### 8.4 Other work on metric fluctuations but without backreaction

In closing we mention some work on metric fluctuations where no backreaction is considered.
Barrabes et al. [20, 21] have considered the propagation of null rays and massless fields in a black hole
fluctuating geometry and have shown that the stochastic nature of the metric leads to a modified dispersion
relation and helps to confront the trans-Planckian frequency problem. However, in this case the stochastic
noise is put in by hand and does not naturally arise from coarse-graining as in a quantum open systems
approach, in terms of which stochastic gravity can be interpreted. It also does not take backreaction into
account. It will be interesting to explore how a stochastic black hole metric, arising as a solution to the
Einstein–Langevin equation, hence fully incorporating backreaction, would affect the trans-Planckian
problem.
As mentioned earlier, Ford and his collaborators [114, 115, 377] have also explored the issue of metric
fluctuations in detail and in particular have studied the fluctuations of the black hole horizon induced by
metric fluctuations. However, the fluctuations they considered are in the context of a fixed background and
do not relate to the backreaction.

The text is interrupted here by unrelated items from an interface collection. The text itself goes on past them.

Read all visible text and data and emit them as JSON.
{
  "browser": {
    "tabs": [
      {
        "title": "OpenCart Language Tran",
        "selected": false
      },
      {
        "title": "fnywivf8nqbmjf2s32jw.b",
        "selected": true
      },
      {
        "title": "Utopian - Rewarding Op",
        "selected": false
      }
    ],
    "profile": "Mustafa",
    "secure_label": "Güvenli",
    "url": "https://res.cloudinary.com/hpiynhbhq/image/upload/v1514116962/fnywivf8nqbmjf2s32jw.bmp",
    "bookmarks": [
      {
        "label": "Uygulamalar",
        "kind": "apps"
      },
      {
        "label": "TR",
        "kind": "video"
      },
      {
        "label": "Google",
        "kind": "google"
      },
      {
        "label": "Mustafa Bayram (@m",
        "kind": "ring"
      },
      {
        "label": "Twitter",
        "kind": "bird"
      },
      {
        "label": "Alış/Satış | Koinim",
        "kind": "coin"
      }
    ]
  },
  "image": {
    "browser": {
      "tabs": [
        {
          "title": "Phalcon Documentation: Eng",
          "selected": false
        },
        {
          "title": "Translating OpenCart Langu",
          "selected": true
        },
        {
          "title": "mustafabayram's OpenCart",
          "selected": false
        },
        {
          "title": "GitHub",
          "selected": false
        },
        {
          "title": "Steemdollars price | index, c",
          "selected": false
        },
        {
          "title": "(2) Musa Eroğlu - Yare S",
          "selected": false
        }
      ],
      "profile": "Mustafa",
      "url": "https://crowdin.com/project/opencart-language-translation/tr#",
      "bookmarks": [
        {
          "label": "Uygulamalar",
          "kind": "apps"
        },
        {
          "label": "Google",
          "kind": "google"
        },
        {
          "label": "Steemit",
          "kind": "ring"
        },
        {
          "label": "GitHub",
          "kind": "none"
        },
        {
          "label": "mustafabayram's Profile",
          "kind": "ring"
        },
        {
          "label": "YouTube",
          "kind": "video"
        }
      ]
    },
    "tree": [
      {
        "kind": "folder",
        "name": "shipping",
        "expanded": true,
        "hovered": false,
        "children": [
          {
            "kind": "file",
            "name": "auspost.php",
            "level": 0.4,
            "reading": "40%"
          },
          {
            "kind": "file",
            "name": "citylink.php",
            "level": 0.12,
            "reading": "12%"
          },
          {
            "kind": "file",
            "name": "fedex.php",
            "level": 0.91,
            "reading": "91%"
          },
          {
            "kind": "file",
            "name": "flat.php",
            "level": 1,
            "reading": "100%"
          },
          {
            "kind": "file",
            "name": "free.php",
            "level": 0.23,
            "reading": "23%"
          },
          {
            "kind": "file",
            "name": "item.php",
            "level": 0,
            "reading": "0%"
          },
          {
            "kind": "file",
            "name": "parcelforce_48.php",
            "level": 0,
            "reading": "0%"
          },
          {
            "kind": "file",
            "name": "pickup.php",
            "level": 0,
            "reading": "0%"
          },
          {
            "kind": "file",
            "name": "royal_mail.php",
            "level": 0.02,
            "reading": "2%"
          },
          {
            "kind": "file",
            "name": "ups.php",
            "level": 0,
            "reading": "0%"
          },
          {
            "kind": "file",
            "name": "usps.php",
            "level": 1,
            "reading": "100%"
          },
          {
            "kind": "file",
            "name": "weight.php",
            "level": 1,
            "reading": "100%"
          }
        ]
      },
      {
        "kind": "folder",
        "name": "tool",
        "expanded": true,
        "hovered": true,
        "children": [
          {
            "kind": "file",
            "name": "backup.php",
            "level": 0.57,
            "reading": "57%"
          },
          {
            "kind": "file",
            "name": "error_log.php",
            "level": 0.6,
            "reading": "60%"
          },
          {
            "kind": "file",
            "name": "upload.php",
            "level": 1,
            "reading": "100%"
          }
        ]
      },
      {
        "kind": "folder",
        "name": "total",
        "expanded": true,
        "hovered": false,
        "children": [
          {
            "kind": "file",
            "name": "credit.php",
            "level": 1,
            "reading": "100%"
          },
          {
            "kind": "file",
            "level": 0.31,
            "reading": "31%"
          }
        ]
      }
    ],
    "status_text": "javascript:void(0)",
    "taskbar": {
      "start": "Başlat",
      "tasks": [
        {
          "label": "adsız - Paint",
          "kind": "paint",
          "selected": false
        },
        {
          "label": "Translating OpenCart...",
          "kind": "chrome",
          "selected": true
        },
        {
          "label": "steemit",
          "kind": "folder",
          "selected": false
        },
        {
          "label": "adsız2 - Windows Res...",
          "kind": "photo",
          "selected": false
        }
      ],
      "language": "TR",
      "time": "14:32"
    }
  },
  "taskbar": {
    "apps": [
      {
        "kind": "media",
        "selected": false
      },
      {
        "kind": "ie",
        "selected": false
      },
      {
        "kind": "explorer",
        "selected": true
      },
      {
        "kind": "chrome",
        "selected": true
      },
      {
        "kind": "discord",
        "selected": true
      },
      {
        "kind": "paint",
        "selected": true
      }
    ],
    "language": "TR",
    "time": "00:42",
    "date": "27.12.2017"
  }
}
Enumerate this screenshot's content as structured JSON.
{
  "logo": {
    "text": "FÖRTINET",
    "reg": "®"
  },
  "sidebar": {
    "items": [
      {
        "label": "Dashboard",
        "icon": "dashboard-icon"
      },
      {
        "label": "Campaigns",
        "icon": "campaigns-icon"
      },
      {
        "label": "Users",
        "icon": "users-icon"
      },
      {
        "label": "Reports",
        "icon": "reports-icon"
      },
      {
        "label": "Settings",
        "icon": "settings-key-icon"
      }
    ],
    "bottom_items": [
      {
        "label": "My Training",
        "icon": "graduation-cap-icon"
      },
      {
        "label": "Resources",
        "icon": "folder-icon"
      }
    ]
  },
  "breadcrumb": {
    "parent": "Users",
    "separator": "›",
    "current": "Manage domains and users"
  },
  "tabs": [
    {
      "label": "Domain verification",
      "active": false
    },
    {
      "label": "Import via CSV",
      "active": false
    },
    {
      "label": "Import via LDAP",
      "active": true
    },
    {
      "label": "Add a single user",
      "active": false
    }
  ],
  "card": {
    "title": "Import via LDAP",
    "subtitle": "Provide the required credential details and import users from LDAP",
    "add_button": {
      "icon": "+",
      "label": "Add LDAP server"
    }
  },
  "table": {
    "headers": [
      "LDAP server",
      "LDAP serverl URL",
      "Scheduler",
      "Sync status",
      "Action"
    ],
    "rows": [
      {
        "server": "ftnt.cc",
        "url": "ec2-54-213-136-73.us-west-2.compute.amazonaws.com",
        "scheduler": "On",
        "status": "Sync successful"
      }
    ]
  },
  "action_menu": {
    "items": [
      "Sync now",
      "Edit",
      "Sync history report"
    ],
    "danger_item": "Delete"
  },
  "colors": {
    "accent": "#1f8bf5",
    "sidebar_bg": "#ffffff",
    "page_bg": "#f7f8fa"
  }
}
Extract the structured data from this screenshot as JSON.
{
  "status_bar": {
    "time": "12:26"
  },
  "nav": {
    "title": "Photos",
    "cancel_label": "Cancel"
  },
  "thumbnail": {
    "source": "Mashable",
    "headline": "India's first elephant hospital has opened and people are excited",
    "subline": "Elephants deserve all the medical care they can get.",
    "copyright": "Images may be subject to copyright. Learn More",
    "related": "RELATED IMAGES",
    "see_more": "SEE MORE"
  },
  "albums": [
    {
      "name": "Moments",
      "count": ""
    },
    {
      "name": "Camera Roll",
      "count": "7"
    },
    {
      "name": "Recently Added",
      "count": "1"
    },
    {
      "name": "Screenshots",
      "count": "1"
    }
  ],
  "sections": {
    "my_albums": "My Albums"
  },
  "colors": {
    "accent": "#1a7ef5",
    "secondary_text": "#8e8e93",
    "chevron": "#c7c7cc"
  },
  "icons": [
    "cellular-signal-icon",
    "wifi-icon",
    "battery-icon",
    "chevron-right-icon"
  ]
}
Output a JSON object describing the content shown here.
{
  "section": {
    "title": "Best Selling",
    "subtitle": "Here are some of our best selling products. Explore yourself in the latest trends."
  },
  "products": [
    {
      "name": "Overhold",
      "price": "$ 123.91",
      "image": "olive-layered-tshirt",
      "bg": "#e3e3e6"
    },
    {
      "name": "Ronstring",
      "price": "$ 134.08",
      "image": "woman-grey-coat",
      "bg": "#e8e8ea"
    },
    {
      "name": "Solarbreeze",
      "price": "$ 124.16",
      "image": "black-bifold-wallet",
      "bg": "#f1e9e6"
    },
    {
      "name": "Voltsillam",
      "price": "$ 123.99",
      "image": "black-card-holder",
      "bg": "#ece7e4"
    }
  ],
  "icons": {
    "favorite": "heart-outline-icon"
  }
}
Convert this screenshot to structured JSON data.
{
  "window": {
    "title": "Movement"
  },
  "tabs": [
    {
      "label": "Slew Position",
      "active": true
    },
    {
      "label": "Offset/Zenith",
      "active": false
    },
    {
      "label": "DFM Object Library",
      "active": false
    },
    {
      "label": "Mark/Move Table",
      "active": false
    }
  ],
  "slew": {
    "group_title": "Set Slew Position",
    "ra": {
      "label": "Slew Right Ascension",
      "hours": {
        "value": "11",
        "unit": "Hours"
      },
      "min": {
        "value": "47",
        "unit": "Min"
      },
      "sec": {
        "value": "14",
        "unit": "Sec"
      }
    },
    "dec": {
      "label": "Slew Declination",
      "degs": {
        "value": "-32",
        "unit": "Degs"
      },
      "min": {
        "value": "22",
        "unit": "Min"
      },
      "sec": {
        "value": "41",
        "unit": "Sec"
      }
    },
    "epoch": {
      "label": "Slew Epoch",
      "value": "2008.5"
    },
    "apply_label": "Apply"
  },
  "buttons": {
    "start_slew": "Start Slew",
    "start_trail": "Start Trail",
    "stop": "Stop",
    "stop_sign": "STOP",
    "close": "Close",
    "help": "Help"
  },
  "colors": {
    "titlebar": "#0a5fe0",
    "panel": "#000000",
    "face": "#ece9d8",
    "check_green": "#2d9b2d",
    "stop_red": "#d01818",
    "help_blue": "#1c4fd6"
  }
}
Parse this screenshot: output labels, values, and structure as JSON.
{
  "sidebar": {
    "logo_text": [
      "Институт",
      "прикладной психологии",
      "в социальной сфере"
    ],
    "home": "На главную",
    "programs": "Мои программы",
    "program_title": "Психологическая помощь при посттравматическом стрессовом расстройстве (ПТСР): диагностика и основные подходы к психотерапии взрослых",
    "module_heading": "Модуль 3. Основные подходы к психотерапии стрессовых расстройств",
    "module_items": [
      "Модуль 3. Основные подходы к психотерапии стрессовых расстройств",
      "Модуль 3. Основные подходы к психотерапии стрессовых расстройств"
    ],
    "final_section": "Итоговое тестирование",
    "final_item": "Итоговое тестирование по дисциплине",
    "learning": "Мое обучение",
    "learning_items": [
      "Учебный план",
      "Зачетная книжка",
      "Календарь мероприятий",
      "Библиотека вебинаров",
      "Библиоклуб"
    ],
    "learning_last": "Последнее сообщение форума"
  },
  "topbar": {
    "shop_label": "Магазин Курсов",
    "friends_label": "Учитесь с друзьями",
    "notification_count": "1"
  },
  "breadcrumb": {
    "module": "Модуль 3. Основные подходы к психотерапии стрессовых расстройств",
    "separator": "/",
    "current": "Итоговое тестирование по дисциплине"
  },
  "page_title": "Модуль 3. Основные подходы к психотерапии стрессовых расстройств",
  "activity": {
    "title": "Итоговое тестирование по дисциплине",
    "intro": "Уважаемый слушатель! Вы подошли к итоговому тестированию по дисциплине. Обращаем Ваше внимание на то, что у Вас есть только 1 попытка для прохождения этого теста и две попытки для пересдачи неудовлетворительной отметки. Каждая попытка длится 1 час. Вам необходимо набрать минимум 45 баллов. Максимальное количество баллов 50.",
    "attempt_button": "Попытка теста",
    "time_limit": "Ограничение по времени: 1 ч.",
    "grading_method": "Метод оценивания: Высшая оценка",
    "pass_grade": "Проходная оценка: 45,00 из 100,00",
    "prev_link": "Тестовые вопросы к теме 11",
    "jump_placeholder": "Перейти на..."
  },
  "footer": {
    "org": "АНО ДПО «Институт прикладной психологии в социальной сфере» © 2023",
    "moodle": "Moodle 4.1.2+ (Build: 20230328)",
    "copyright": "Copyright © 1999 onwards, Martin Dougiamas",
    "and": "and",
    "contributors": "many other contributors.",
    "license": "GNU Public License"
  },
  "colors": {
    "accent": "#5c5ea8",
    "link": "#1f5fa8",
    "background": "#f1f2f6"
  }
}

Another work on metric fluctuations with no backreaction is that of Hu and Shiokawa [205], who study
effects associated with electromagnetic wave propagation in a Robertson–Walker universe and Schwarzschild
spacetime with a small amount of given metric stochasticity. They find that time-independent randomness
can decrease the total luminosity of Hawking radiation due to multiple scattering of waves outside
the black hole and gives rise to event horizon fluctuations and fluctuations in the Hawking
temperature. The stochasticity in the background metric in their work is assumed rather than derived
(as induced by quantum-field fluctuations). But it is interesting to compare their results with
those obtained in stochastic gravity with backreaction, as one can begin to get a sense of the
different sources of stochasticity and their weights (see, e.g., [187] for a list of possible sources of
stochasticity.)

In a subsequent paper, Shiokawa [328] shows that the scalar and spinor waves in a stochastic spacetime
behave similarly to the electrons in a disordered system. Viewing this as a quantum-transport problem, he
expresses the conductance and its fluctuations in terms of a nonlinear sigma model in the closed time-path
formalism and shows that the conductance fluctuations are universal, independent of the volume of the
stochastic region and the amount of stochasticity. This result has significant importance in
characterizing the mesoscopic behavior of spacetimes resting between the semiclassical and the quantum
regimes.